Given records:
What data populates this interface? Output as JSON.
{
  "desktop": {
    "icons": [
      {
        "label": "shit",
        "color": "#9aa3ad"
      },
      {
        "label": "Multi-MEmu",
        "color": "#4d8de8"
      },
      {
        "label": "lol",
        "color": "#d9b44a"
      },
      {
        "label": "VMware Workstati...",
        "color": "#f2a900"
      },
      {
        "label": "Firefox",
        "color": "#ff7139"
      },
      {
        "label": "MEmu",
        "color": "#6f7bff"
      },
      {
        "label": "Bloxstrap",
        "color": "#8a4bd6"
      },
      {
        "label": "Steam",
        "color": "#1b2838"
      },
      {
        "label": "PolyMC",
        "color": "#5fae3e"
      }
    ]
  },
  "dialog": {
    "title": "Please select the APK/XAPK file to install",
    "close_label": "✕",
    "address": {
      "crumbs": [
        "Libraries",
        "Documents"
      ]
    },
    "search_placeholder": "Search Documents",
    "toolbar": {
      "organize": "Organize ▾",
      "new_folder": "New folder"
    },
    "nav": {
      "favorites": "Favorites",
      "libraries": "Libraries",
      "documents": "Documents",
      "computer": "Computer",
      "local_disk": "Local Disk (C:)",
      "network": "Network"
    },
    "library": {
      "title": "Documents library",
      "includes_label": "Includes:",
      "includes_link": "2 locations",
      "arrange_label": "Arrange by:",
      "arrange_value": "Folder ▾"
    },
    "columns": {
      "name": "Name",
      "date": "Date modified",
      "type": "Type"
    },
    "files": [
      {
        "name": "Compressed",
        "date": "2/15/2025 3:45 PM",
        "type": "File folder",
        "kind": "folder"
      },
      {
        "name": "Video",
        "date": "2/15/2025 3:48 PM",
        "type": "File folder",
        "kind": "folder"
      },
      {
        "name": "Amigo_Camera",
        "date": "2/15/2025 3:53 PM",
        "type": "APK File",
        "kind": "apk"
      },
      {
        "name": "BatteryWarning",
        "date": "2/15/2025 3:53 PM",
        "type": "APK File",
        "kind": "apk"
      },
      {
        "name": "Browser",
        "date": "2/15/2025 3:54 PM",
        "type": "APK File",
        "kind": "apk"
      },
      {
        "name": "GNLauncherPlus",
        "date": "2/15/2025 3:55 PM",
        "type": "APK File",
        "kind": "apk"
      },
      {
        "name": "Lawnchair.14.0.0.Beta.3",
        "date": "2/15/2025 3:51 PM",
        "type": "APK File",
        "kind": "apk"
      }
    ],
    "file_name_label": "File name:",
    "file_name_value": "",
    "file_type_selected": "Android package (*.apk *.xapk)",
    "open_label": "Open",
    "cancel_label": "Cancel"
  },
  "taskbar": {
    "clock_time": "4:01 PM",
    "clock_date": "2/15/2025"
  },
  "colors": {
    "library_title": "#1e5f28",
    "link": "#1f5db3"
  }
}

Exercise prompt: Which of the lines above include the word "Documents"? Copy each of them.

Task solution:
        "Documents"
    "search_placeholder": "Search Documents",
      "documents": "Documents",
      "title": "Documents library",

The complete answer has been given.